▶ Exercise objective
What lines of the data below hold "написал"? Show them.

▶ Dataset records
[Start of section]

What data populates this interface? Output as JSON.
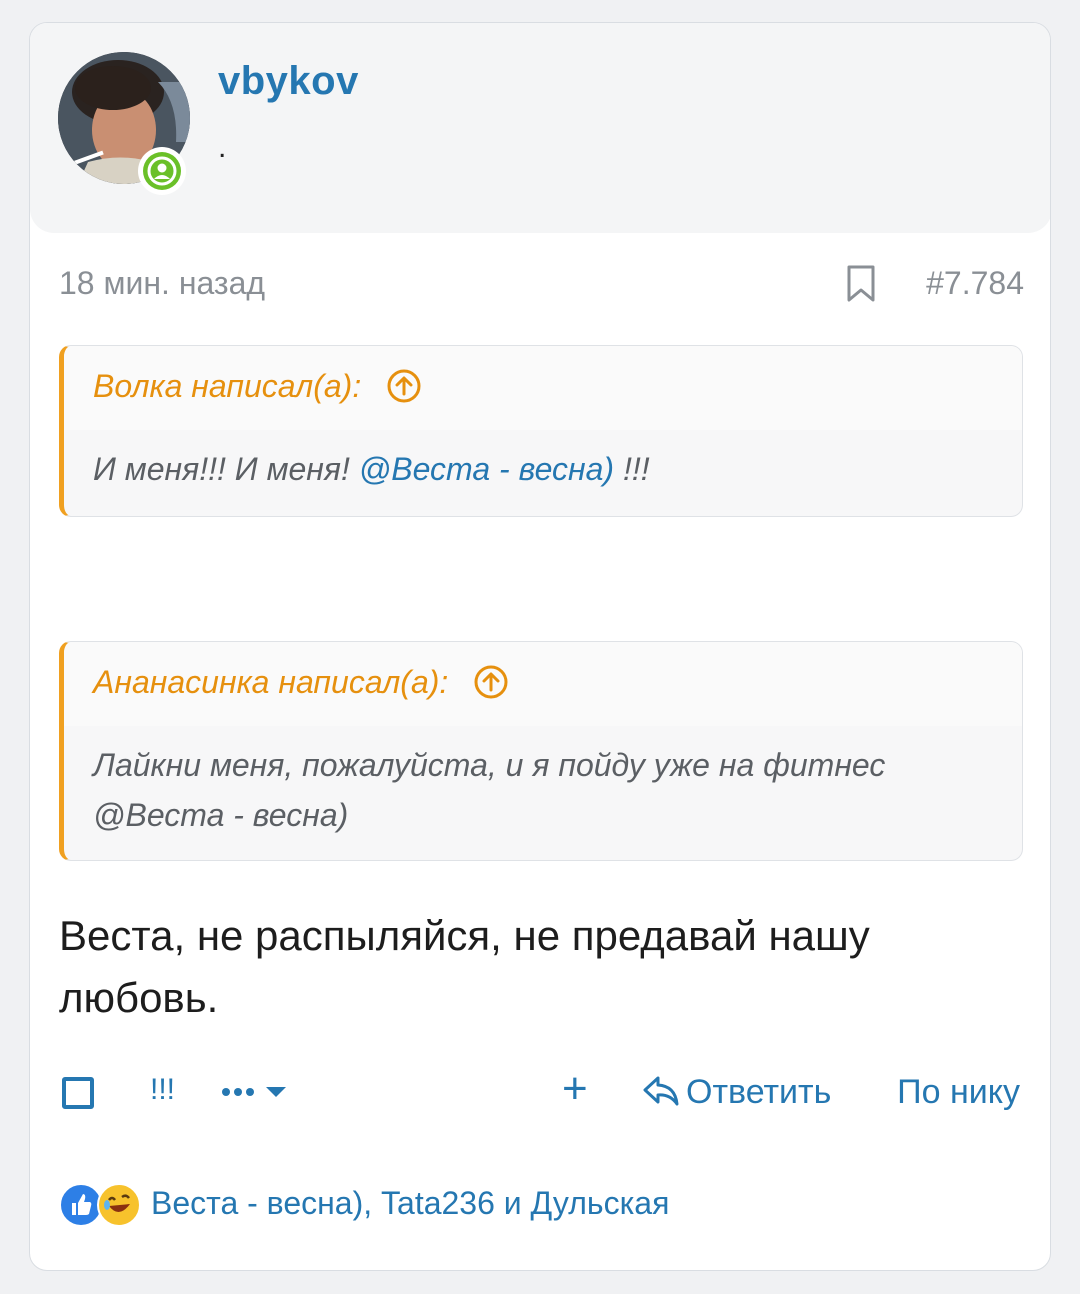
{
  "user": {
    "username": "vbykov",
    "title": ".",
    "online_color": "#6ac028"
  },
  "post": {
    "time": "18 мин. назад",
    "number": "#7.784",
    "bookmark_icon": "bookmark-icon"
  },
  "quotes": [
    {
      "author": "Волка написал(а):",
      "text_before": "И меня!!! И меня! ",
      "mention": "@Веста - весна)",
      "text_after": " !!!"
    },
    {
      "author": "Ананасинка написал(а):",
      "text_before": "Лайкни меня, пожалуйста, и я пойду уже на фитнес ",
      "mention": "",
      "text_after": "@Веста - весна)"
    }
  ],
  "message": "Веста, не распыляйся, не предавай нашу любовь.",
  "actions": {
    "reaction_label": "!!!",
    "plus_label": "+",
    "reply_label": "Ответить",
    "nick_label": "По нику"
  },
  "reactions": {
    "users": "Веста - весна), Tata236 и Дульская"
  },
  "colors": {
    "accent": "#2577b1",
    "quote_author": "#e6900e",
    "quote_border": "#f0a020"
  }
}
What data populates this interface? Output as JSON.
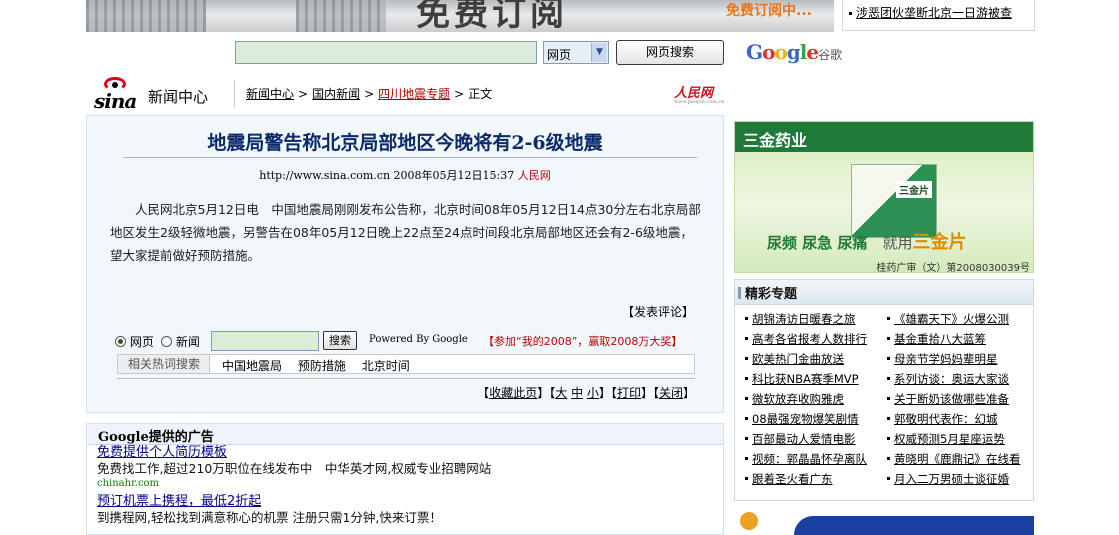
{
  "banner": {
    "headline": "免费订阅",
    "sub": "免费订阅中...",
    "side_item": "涉恶团伙垄断北京一日游被查"
  },
  "search": {
    "input_value": "",
    "scope_selected": "网页",
    "button_label": "网页搜索",
    "google_word": "Google",
    "google_cn": "谷歌"
  },
  "nav": {
    "logo_text": "sina",
    "section_title": "新闻中心",
    "breadcrumb": [
      "新闻中心",
      "国内新闻",
      "四川地震专题"
    ],
    "current": "正文",
    "partner_logo": "人民网",
    "partner_logo_sub": "www.people.com.cn"
  },
  "article": {
    "title": "地震局警告称北京局部地区今晚将有2-6级地震",
    "url": "http://www.sina.com.cn",
    "datetime": "2008年05月12日15:37",
    "source": "人民网",
    "body": "　　人民网北京5月12日电　中国地震局刚刚发布公告称，北京时间08年05月12日14点30分左右北京局部地区发生2级轻微地震，另警告在08年05月12日晚上22点至24点时间段北京局部地区还会有2-6级地震，望大家提前做好预防措施。",
    "comment_link": "【发表评论】"
  },
  "inline_search": {
    "opt_web": "网页",
    "opt_news": "新闻",
    "button": "搜索",
    "powered": "Powered By Google",
    "promo": "【参加“我的2008”，赢取2008万大奖】"
  },
  "hot_terms": {
    "label": "相关热词搜索",
    "terms": [
      "中国地震局",
      "预防措施",
      "北京时间"
    ]
  },
  "tools": {
    "favorite": "收藏此页",
    "size_large": "大",
    "size_mid": "中",
    "size_small": "小",
    "print": "打印",
    "close": "关闭"
  },
  "ads": {
    "header": "Google提供的广告",
    "items": [
      {
        "title": "免费提供个人简历模板",
        "desc": "免费找工作,超过210万职位在线发布中　中华英才网,权威专业招聘网站",
        "url": "chinahr.com"
      },
      {
        "title": "预订机票上携程，最低2折起",
        "desc": "到携程网,轻松找到满意称心的机票 注册只需1分钟,快来订票！",
        "url": ""
      }
    ]
  },
  "side_ad": {
    "brand": "三金药业",
    "product_label": "三金片",
    "slogan_a": "尿频 尿急 尿痛",
    "slogan_b": "就用",
    "slogan_c": "三金片",
    "approval": "桂药广审（文）第2008030039号"
  },
  "topics": {
    "header": "精彩专题",
    "left": [
      "胡锦涛访日暖春之旅",
      "高考各省报考人数排行",
      "欧美热门金曲放送",
      "科比获NBA赛季MVP",
      "微软放弃收购雅虎",
      "08最强宠物爆笑剧情",
      "百部最动人爱情电影",
      "视频：郭晶晶怀孕离队",
      "跟着圣火看广东"
    ],
    "right": [
      "《雄霸天下》火爆公测",
      "基金重拾八大蓝筹",
      "母亲节学妈妈辈明星",
      "系列访谈：奥运大家谈",
      "关于断奶该做哪些准备",
      "郭敬明代表作：幻城",
      "权威预测5月星座运势",
      "黄晓明《鹿鼎记》在线看",
      "月入二万男硕士谈征婚"
    ]
  },
  "colors": {
    "title_blue": "#0a2a6b",
    "source_red": "#c00000",
    "panel_bg": "#f2f7fc",
    "input_green": "#dcecd8"
  }
}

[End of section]

▶ Response to the exercise
      "author": "Волка написал(а):",
      "author": "Ананасинка написал(а):",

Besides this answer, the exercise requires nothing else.